Back To The Future #1
By Bob Gale, John Barber, Brent Schoonover, David Witt, Kelly Fitzpatrick, Erik Burnham, Dan Schoening, Luis Antonio Delgado, Shawn Lee
Happy Back To The Future Week! For those that aren’t aware, this is the week that Marty and Doc arrive in the year 2015 (October 21st). That means that there’s a lot of celebrating and new BTTF merchandise to get your hands on. One of those sweet pieces of merch is a new comic book series from our friends at IDW. If that doesn’t peak your interest, maybe Bob Gale as co-writer will spice things up. You know, the Bob Gale that wrote and produced the entire BTTF trilogy (along with Robert Zemeckis). Yeah, that guy.
The issue is split up into two stories. First of all, these are two very laid back tales. Don’t expect to see Marty and Doc fighting Hitler or Dinosaurs, or Hitler with an army of dinosaurs. Instead of going for the fantastic, Gale and Co. takes things slow and focuses on character work. BTTF is full of wonderful, rich characters, so this isn’t a bad way to go at all.
The first story (written by Gale and Barber) is how Marty and Doctor Brown first met.
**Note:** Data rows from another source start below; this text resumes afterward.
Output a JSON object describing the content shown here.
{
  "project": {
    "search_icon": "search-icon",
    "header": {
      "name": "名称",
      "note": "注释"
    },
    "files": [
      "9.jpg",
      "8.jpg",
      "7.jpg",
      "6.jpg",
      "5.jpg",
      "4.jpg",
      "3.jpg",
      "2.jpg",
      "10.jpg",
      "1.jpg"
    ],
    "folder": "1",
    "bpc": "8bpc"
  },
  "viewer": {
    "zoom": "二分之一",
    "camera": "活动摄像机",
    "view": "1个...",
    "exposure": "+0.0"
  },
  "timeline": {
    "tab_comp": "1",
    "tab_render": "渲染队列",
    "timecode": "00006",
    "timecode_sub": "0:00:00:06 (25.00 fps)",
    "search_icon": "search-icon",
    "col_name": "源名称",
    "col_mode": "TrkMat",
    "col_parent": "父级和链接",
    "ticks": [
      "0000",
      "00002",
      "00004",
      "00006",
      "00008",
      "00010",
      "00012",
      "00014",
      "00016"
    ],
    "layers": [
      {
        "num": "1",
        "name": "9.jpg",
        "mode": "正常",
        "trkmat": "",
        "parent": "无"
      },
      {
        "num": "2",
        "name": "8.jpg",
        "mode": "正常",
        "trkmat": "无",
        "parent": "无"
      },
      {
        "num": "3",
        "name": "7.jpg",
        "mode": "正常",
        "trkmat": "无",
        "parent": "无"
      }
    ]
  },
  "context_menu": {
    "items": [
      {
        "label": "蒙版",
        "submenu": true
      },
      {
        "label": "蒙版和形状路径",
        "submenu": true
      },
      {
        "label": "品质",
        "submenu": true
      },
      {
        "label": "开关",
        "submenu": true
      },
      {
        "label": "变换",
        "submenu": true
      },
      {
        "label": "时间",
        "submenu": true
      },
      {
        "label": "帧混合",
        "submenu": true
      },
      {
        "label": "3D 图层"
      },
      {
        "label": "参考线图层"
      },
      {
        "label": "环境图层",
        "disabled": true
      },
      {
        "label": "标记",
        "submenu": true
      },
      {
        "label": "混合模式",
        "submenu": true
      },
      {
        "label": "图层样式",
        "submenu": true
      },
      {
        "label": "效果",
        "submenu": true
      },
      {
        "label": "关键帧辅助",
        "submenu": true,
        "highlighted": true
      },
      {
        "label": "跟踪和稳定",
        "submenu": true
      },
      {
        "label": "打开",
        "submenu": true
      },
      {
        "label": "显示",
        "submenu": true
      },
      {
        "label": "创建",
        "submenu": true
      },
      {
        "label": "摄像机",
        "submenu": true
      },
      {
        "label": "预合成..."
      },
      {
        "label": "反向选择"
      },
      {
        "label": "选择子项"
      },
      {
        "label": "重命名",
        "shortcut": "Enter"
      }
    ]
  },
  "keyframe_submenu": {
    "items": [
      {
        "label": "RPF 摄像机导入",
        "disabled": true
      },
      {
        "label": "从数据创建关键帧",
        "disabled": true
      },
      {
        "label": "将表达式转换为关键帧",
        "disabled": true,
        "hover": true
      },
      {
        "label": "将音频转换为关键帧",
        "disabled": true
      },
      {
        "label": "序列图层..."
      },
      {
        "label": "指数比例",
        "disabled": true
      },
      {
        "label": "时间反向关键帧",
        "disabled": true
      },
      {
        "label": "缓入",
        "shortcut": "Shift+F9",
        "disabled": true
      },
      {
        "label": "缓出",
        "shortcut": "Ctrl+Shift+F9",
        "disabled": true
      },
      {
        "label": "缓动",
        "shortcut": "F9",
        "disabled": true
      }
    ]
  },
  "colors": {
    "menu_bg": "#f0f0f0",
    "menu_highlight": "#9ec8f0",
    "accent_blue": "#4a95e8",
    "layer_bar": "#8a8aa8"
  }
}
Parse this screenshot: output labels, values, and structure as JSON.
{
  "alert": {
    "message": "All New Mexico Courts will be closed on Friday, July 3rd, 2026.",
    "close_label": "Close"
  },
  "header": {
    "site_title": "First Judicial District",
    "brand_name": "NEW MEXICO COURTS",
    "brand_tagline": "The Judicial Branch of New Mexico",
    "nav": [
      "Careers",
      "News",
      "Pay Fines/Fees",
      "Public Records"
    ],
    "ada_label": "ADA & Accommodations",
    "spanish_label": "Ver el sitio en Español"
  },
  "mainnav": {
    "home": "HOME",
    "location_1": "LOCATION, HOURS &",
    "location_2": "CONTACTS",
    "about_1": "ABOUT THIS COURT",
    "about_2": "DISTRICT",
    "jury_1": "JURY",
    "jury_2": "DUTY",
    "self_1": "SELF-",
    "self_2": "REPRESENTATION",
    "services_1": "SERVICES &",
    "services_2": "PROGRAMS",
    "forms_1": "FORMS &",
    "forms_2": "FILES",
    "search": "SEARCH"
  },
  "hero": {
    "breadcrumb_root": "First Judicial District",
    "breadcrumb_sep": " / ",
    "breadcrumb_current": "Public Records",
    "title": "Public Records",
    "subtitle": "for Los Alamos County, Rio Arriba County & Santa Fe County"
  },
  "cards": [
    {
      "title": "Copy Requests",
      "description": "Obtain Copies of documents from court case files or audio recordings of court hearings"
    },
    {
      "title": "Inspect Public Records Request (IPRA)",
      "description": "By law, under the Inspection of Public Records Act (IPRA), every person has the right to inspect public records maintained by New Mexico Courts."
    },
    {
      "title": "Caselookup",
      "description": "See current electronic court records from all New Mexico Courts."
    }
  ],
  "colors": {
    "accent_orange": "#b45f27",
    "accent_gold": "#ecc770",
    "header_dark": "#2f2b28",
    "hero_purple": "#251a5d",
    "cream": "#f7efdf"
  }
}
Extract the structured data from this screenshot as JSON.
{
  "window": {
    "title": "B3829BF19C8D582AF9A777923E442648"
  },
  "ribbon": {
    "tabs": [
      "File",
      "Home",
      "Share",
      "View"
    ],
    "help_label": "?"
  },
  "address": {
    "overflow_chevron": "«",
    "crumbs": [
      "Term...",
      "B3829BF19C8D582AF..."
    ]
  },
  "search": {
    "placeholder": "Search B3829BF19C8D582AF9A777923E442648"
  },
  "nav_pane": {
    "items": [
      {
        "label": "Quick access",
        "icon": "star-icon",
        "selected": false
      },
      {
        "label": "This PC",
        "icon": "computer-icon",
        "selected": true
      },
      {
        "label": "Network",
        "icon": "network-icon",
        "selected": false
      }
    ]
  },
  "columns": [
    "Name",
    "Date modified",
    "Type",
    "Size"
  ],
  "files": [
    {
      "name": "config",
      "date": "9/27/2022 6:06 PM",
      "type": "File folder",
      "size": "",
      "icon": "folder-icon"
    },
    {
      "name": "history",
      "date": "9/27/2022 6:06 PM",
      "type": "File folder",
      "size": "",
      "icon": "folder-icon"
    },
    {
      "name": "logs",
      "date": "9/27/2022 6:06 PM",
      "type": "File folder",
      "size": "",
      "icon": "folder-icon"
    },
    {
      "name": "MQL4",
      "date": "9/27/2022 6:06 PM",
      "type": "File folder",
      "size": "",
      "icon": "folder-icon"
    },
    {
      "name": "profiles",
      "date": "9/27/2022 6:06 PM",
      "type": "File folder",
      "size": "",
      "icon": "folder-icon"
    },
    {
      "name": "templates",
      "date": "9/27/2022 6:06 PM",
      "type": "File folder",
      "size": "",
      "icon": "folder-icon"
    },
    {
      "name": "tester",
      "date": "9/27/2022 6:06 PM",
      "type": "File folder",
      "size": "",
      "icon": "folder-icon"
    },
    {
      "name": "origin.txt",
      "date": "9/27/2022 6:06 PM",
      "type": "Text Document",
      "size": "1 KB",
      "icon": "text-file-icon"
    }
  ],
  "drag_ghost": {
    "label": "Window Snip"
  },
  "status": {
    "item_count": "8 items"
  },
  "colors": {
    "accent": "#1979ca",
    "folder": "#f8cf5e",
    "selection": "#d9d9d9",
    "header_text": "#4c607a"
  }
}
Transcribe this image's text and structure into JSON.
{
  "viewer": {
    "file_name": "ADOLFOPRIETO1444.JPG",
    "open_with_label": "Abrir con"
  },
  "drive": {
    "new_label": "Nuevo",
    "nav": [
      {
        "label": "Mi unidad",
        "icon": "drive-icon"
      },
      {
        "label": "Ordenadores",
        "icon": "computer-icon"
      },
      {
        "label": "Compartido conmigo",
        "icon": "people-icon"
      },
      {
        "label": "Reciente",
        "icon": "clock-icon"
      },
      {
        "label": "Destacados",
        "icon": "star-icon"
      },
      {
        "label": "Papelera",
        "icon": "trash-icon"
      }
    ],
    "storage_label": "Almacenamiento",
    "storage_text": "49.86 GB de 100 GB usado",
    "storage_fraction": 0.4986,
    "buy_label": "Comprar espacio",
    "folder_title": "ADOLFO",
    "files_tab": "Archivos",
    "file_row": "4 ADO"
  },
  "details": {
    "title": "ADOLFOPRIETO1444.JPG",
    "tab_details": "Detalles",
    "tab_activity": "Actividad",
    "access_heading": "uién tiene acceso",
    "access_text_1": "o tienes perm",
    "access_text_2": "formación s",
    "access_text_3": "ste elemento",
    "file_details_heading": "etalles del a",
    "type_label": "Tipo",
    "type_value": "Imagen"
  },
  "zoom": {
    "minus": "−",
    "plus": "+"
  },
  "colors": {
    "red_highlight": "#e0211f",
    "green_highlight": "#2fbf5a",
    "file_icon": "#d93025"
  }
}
It’s a very quick read and at first, it doesn’t appear to have much weight. However, the more you mull it over, the more you realize how much subtle character work is happening right before your eyes. This is a charming little story that brings out the very best of what we love about McFly and Brown. On the art side, Shoonover and Fitzpatrick steal the show. The style makes it feel like a creator-owned indie title, but it still retains everything that makes the BTTF franchise so great.
The second story (by Gale and Burnham) is a look into the world of a young Emmett Brown. In 1943, Doctor Brown is a professor at the California Institute of Technology. It’s wonderful to see a different time period for the character. He’s as eccentric as ever and he has quite a reputation (both good and bad) in academic circles. For this story, artist Dan Schoening is at his very best. Like his past IDW work, it has a simultaneous sense of both realism and cartoony charm. The work on Brown’s young face is painstakingly detailed, displaying a young man who still looks like Christopher Lloyd. Fans should get a kick out of it.
We have really lucked out. This is a truly great comic. Back To The Future is a sacred franchise and IDW has gone out of its way to make sure this is done right. Here’s to many more stories with Marty and Doc.